The Health Secretary said: “In these troubled times with this invisible killer stalking the whole world, the fact that in this country we have the NHS is even more valuable than before.”
Asked about the number of ventilators currently in use and how many are expected to arrive next week, Mr Hancock said: “We’ve obviously got a big programme to ramp up the number of ventilators and we now have more ventilators than we had before.
“And we’re going to need them for this hospital and I’m just going to go and have a look at that now.”
Pressed for exact numbers, Mr Hancock did not respond.
Speaking on BBC Radio 4’s Today programme earlier, Mr Hancock said it is unclear whether he is now immune to Covid-19.
He described having coronavirus as a “pretty unpleasant experience” with an “incredibly” sore throat and a feeling of “having glass in my throat”.
He said he has lost half a stone in weight.
Prime Minister Boris Johnson remained in isolation in Downing Street after testing positive for the virus.
He was “feeling better” but still had a fever on Friday.
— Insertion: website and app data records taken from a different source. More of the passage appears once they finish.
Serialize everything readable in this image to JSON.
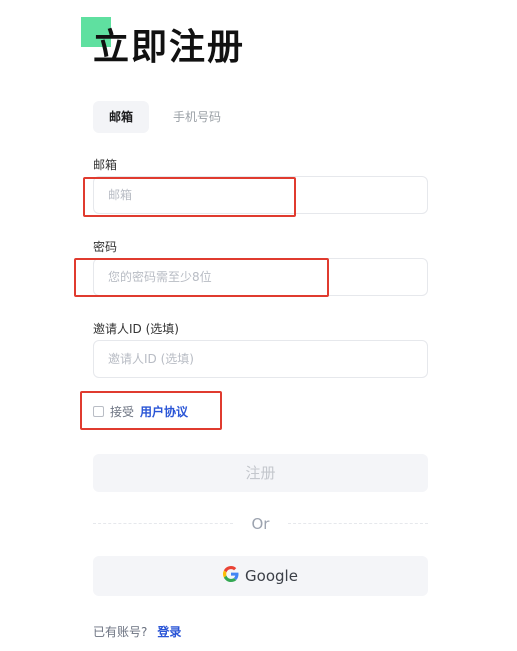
{
  "header": {
    "title": "立即注册"
  },
  "tabs": [
    {
      "label": "邮箱",
      "active": true
    },
    {
      "label": "手机号码",
      "active": false
    }
  ],
  "form": {
    "email": {
      "label": "邮箱",
      "placeholder": "邮箱",
      "value": ""
    },
    "password": {
      "label": "密码",
      "placeholder": "您的密码需至少8位",
      "value": ""
    },
    "referral": {
      "label": "邀请人ID (选填)",
      "placeholder": "邀请人ID (选填)",
      "value": ""
    },
    "agreement": {
      "checked": false,
      "text": "接受",
      "link": "用户协议"
    },
    "submit_label": "注册"
  },
  "divider_text": "Or",
  "google_button": {
    "label": "Google",
    "icon": "google-icon"
  },
  "footer": {
    "text": "已有账号?",
    "login_link": "登录"
  },
  "colors": {
    "accent": "#5fe0a0",
    "link": "#2a55d6",
    "highlight": "#e03b2f"
  }
}
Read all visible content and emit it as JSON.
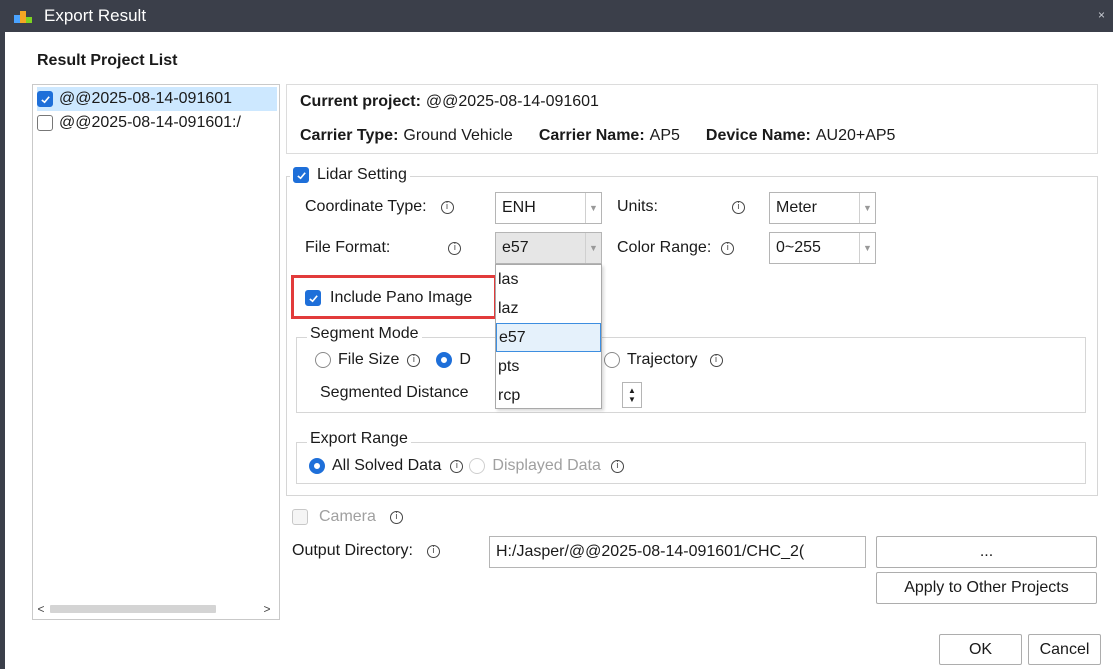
{
  "window": {
    "title": "Export Result",
    "close_glyph": "×",
    "app_icon": "app-logo-icon"
  },
  "project_list": {
    "title": "Result Project List",
    "items": [
      {
        "label": "@@2025-08-14-091601",
        "checked": true
      },
      {
        "label": "@@2025-08-14-091601:/",
        "checked": false
      }
    ]
  },
  "info": {
    "current_label": "Current project:",
    "current_value": "@@2025-08-14-091601",
    "carrier_type_label": "Carrier Type:",
    "carrier_type_value": "Ground Vehicle",
    "carrier_name_label": "Carrier Name:",
    "carrier_name_value": "AP5",
    "device_name_label": "Device Name:",
    "device_name_value": "AU20+AP5"
  },
  "lidar": {
    "title": "Lidar Setting",
    "coordinate_label": "Coordinate Type:",
    "coordinate_value": "ENH",
    "units_label": "Units:",
    "units_value": "Meter",
    "format_label": "File Format:",
    "format_value": "e57",
    "color_label": "Color Range:",
    "color_value": "0~255",
    "pano_label": "Include Pano Image",
    "format_options": [
      "las",
      "laz",
      "e57",
      "pts",
      "rcp"
    ],
    "format_selected_index": 2
  },
  "segment": {
    "title": "Segment Mode",
    "opt_filesize": "File Size",
    "opt_distance": "D",
    "opt_trajectory": "Trajectory",
    "distance_label": "Segmented Distance"
  },
  "range": {
    "title": "Export Range",
    "opt_all": "All Solved Data",
    "opt_displayed": "Displayed Data"
  },
  "camera": {
    "label": "Camera"
  },
  "output": {
    "label": "Output Directory:",
    "value": "H:/Jasper/@@2025-08-14-091601/CHC_2(",
    "browse_label": "...",
    "apply_label": "Apply to Other Projects"
  },
  "buttons": {
    "ok": "OK",
    "cancel": "Cancel"
  },
  "icons": {
    "info": "ⓘ",
    "scroll_left": "<",
    "scroll_right": ">",
    "drop": "▼",
    "spin_up": "▲",
    "spin_down": "▼"
  },
  "colors": {
    "accent": "#1e6fd9",
    "highlight": "#e23b3b",
    "titlebar": "#3b3f4a"
  }
}
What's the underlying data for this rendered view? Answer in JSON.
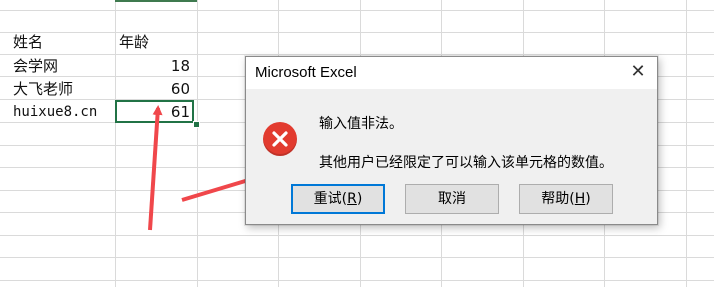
{
  "sheet": {
    "headers": {
      "name": "姓名",
      "age": "年龄"
    },
    "rows": [
      {
        "name": "会学网",
        "age": "18"
      },
      {
        "name": "大飞老师",
        "age": "60"
      },
      {
        "name": "huixue8.cn",
        "age": "61"
      }
    ],
    "active_cell_value": "61"
  },
  "dialog": {
    "title": "Microsoft Excel",
    "close_glyph": "✕",
    "icon": "error-x-icon",
    "message_line1": "输入值非法。",
    "message_line2": "其他用户已经限定了可以输入该单元格的数值。",
    "buttons": {
      "retry_label": "重试",
      "retry_key": "R",
      "cancel_label": "取消",
      "help_label": "帮助",
      "help_key": "H"
    }
  },
  "colors": {
    "error_red": "#e23b2f",
    "annotation_arrow": "#f0474b",
    "excel_green": "#217346"
  }
}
In a video on social media, the Prime Minister urged the public to stick with social distancing and not be tempted to “hang out” in the warmer weather predicted for this weekend.
“In my own case, although I’m feeling better and I’ve done my seven days of isolation, alas I still have one of the symptoms, a minor symptom, I still still have a temperature,” he said.
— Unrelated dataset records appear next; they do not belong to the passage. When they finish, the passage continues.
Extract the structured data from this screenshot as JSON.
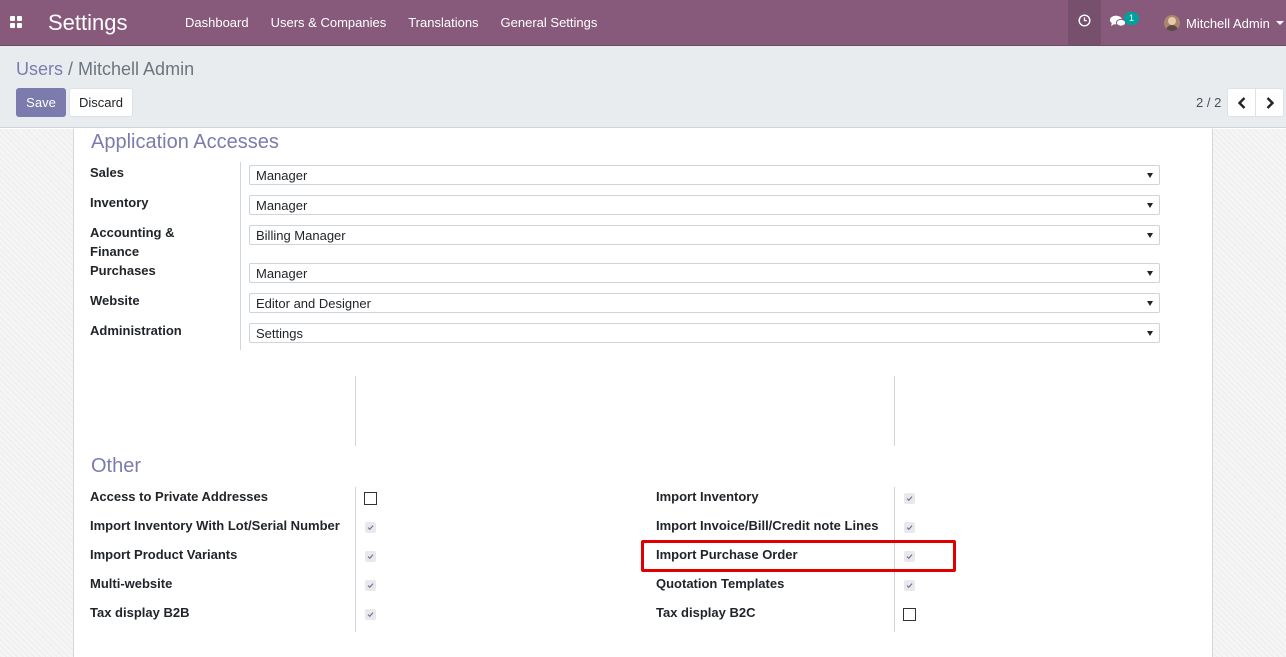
{
  "navbar": {
    "app_title": "Settings",
    "menu": [
      "Dashboard",
      "Users & Companies",
      "Translations",
      "General Settings"
    ],
    "chat_badge_count": "1",
    "user_name": "Mitchell Admin",
    "background_color": "#875a7b"
  },
  "breadcrumb": {
    "parent": "Users",
    "separator": "/",
    "current": "Mitchell Admin"
  },
  "toolbar": {
    "save_label": "Save",
    "discard_label": "Discard"
  },
  "pager": {
    "value": "2 / 2"
  },
  "application_accesses": {
    "title": "Application Accesses",
    "fields": [
      {
        "label": "Sales",
        "value": "Manager"
      },
      {
        "label": "Inventory",
        "value": "Manager"
      },
      {
        "label": "Accounting & Finance",
        "value": "Billing Manager"
      },
      {
        "label": "Purchases",
        "value": "Manager"
      },
      {
        "label": "Website",
        "value": "Editor and Designer"
      },
      {
        "label": "Administration",
        "value": "Settings"
      }
    ]
  },
  "other": {
    "title": "Other",
    "left": [
      {
        "label": "Access to Private Addresses",
        "checked": false
      },
      {
        "label": "Import Inventory With Lot/Serial Number",
        "checked": true
      },
      {
        "label": "Import Product Variants",
        "checked": true
      },
      {
        "label": "Multi-website",
        "checked": true
      },
      {
        "label": "Tax display B2B",
        "checked": true
      }
    ],
    "right": [
      {
        "label": "Import Inventory",
        "checked": true
      },
      {
        "label": "Import Invoice/Bill/Credit note Lines",
        "checked": true
      },
      {
        "label": "Import Purchase Order",
        "checked": true,
        "highlighted": true
      },
      {
        "label": "Quotation Templates",
        "checked": true
      },
      {
        "label": "Tax display B2C",
        "checked": false
      }
    ]
  },
  "colors": {
    "accent": "#7c7bad",
    "highlight": "#e00000"
  }
}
“So, in accordance with government advice I must continue my self-isolation until that symptom itself goes.”
Mr Johnson said people must not be tempted to break social distancing rules as the weather warms up even if they were going “a bit stir crazy”
In England, more than 26.7 million units of personal protection equipment (PPE) were delivered to 281 NHS “trusts and providers” on Thursday, Downing Street confirmed.
Mr Johnson’s spokesman said: “That included 7.8 million aprons, 1.7 million masks and 12.4 million gloves.”
It follows the new guidance issued by Public Health England about the level of protection health staff should wear depending on the patient situation.
There would be no new guidance published on the public wearing masks or face coverings when out of the house, said the spokesman.
The spokesman said “surveillance” of the population to determine the spread of coronavirus was ongoing, with 3,500 antibody tests carried out per week.
“This is a population surveillance programme which we have been carrying out since February,” said the spokesman.
“It is being done by Public Health England at their campus which is at Porton Down.
“We currently have capacity for 3,500 of these surveillance tests to be carried out this week which is enough for small-scale population sampling.”
Two newly-planned temporary hospital sites have been agreed at the University of the West of England and the Harrogate Convention Centre.
They will join other sites due to open at Birmingham’s National Exhibition Centre and Manchester’s Central Complex.
Construction of a temporary hospital called the NHS Louisa Jordan is underway in Glasgow.